Dec. 7 (Bloomberg) -- German stocks rose to a 30-month high after President Barack Obama agreed to extend tax cuts, the U.S. government sold its remaining Citigroup Inc. holding and copper rose to its highest price on record.
Bayer AG, Europe’s biggest drug and chemical maker, rose 0.9 percent after Credit Suisse Group AG upgraded its recommendation on the shares, while Porsche SE climbed 4.4 percent after Barclays Plc raised its recommendation for the carmaker. Hochtief AG jumped 3.4 percent after a report Actividades de Construccion y Servicios SA will continue with its bid.
The DAX Index gained 0.7 percent to 7,001.91 at the 5:30 p.m. close of trading in Frankfurt, the highest since June 2008. The gauge advanced 0.1 percent yesterday as Federal Reserve Chairman Ben S. Bernanke said the U.S. central bank may expand its bond-purchase program beyond the $600 billion announced last month. The broader HDAX Index also added 0.7 percent today.
“The U.S. government is placing the last bit of Citigroup they own and the shares are likely to be snapped up,” said Lex van Dam, fund manager at London-based Hampstead Capital LLP, which oversees $500 million. “That, combined with the Obama tax cuts and the continued rally in the commodity space, means many bears are throwing in the towel today and jumping in.”
German factory orders rose in October as domestic demand picked up, another sign the country’s economic recovery is broadening.
Orders, adjusted for seasonal swings and inflation, increased 1.6 from September, when they fell 4 percent, the Economy Ministry in Berlin said today. From a year earlier, orders climbed 17.9 percent when adjusted for working days.
President Obama said he will agree to keep Bush-era tax cuts for high-income taxpayers in exchange for extending federal unemployment insurance and cutting the payroll tax by $120 billion for one year.
Obama said he will accept lower rates on high earners’ income, dividends, capital gains and multi million-dollar estates for the next two years to break the stalemate over extending the Bush administration’s tax cuts for middle-class taxpayers before Congress adjourns.
The U.S. Treasury Department sold its remaining stock in Citigroup Inc. for $10.5 billion, bringing the country’s third-biggest bank a step closer to independence from the government following a $45 billion bailout in 2008.
European finance ministers ruled out immediate aid for Portugal and Spain or an increase in the 750 billion-euro ($999 billion) crisis fund, counting on European Central Bank bond purchases to calm debt-spooked markets.
A week after handing Ireland an 85 billion-euro lifeline, the finance chiefs voiced confidence that Spain and Portugal will tame their budget deficits and said the existing credit line is enough to defend them in an emergency.

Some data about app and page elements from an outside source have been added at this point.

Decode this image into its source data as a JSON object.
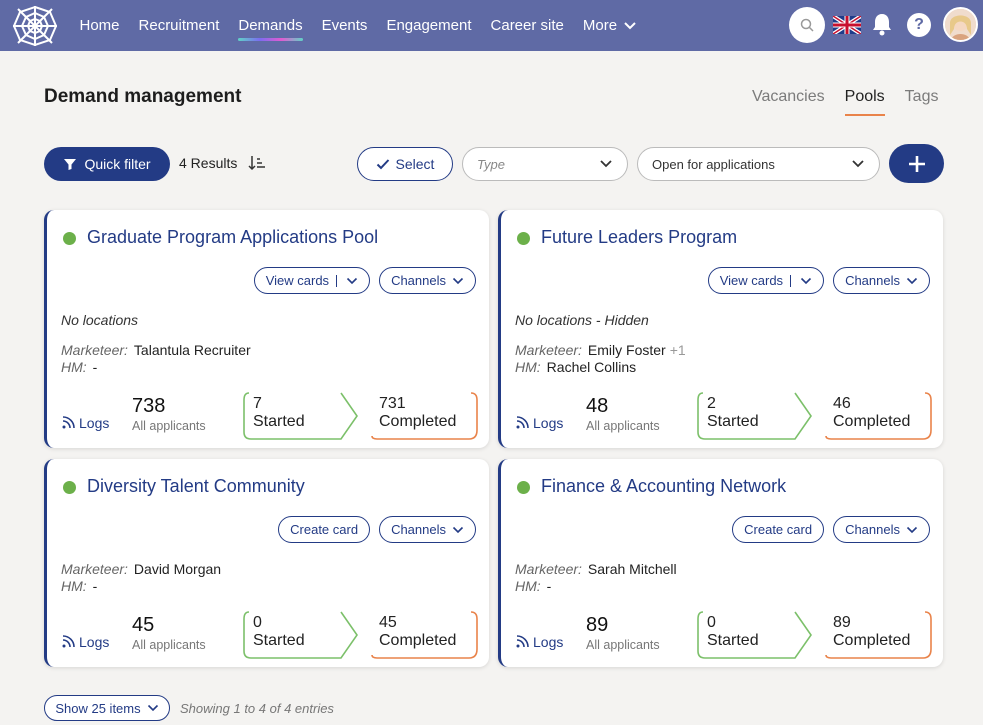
{
  "nav": {
    "links": [
      {
        "label": "Home"
      },
      {
        "label": "Recruitment"
      },
      {
        "label": "Demands"
      },
      {
        "label": "Events"
      },
      {
        "label": "Engagement"
      },
      {
        "label": "Career site"
      },
      {
        "label": "More"
      }
    ],
    "active": "Demands",
    "icons": [
      "spider-web-logo",
      "search-icon",
      "uk-flag-icon",
      "bell-icon",
      "help-icon",
      "avatar"
    ]
  },
  "header": {
    "title": "Demand management",
    "tabs": [
      {
        "label": "Vacancies"
      },
      {
        "label": "Pools"
      },
      {
        "label": "Tags"
      }
    ],
    "active_tab": "Pools"
  },
  "toolbar": {
    "quick_filter": "Quick filter",
    "results": "4 Results",
    "select": "Select",
    "type_placeholder": "Type",
    "status_value": "Open for applications"
  },
  "cards": [
    {
      "title": "Graduate Program Applications Pool",
      "buttons": [
        "View cards",
        "Channels"
      ],
      "locations": "No locations",
      "marketeer_label": "Marketeer:",
      "marketeer": "Talantula Recruiter",
      "marketeer_extra": "",
      "hm_label": "HM:",
      "hm": "-",
      "logs": "Logs",
      "all_applicants": "738",
      "all_applicants_label": "All applicants",
      "started": "7",
      "started_label": "Started",
      "completed": "731",
      "completed_label": "Completed"
    },
    {
      "title": "Future Leaders Program",
      "buttons": [
        "View cards",
        "Channels"
      ],
      "locations": "No locations - Hidden",
      "marketeer_label": "Marketeer:",
      "marketeer": "Emily Foster",
      "marketeer_extra": "+1",
      "hm_label": "HM:",
      "hm": "Rachel Collins",
      "logs": "Logs",
      "all_applicants": "48",
      "all_applicants_label": "All applicants",
      "started": "2",
      "started_label": "Started",
      "completed": "46",
      "completed_label": "Completed"
    },
    {
      "title": "Diversity Talent Community",
      "buttons": [
        "Create card",
        "Channels"
      ],
      "locations": "",
      "marketeer_label": "Marketeer:",
      "marketeer": "David Morgan",
      "marketeer_extra": "",
      "hm_label": "HM:",
      "hm": "-",
      "logs": "Logs",
      "all_applicants": "45",
      "all_applicants_label": "All applicants",
      "started": "0",
      "started_label": "Started",
      "completed": "45",
      "completed_label": "Completed"
    },
    {
      "title": "Finance & Accounting Network",
      "buttons": [
        "Create card",
        "Channels"
      ],
      "locations": "",
      "marketeer_label": "Marketeer:",
      "marketeer": "Sarah Mitchell",
      "marketeer_extra": "",
      "hm_label": "HM:",
      "hm": "-",
      "logs": "Logs",
      "all_applicants": "89",
      "all_applicants_label": "All applicants",
      "started": "0",
      "started_label": "Started",
      "completed": "89",
      "completed_label": "Completed"
    }
  ],
  "footer": {
    "show_items": "Show 25 items",
    "showing": "Showing 1 to 4 of 4 entries"
  },
  "colors": {
    "nav_bg": "#5f6aa5",
    "primary": "#233b85",
    "status_green": "#6cb04a",
    "started_green": "#7cc06a",
    "completed_orange": "#e9834a"
  }
}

Copper rose to a record in London as demand will outpace supply by 367,500 tons next year, enough for wires, pipes and appliances in about 1.8 million U.S. homes, according to the median forecast of 12 analysts surveyed by Bloomberg.
Bayer climbed 0.9 percent to 58.12 euros, its third rise. The drugmaker was raised to “outperform” from “neutral” at Credit Suisse.
Porsche jumped 4.4 percent to 68.57 euros, the highest price in over two years. The carmaker was raised to “overweight” from “equalweight” at Barclays.
Hochtief jumped 3.4 percent to 64.82 euros, the highest since Oct. 27. Actividades de Construccion y Servicios SA will continue with its bid for Hochtief AG even after the German construction company carries out a capital increase and sells 9.1 percent of its shares to Qatar Holding LLC, Expansion reported, without citing anyone.
The capital increase will dilute the stake in Hochtief owned by ACS to about 27 percent, making the goal of raising the stake above 30 percent more expensive, the newspaper said.
Siemens AG rose 1.7 percent to 91.59 euros, its second gain. The engineering company has received authorization from Germany’s Federal Financial Supervisory Authority (BaFin) to engage in banking operations. Siemens Bank GmbH will support sales in the company’s three operating sectors, the company said in an e-mailed statement today.
Henkel slipped 2.9 percent to 46.86 euros, erasing two days of gains. Morgan Stanley cut its recommendation to “equalweight,” saying it “would look for a more attractive entry point before adding to existing positions.”
Air Berlin Plc increased 3.1 percent to 3.92 euros, paring two days of losses. Germany’s second-biggest airline said passenger traffic rose 8.4 percent to 2.5 million in November, while the load factor rose 3.2 points to 74.9 percent.
To contact the reporter on this story: Adam Ewing in Stockholm at firstname.lastname@example.org.
To contact the editor responsible for this story: David Merritt at email@example.com.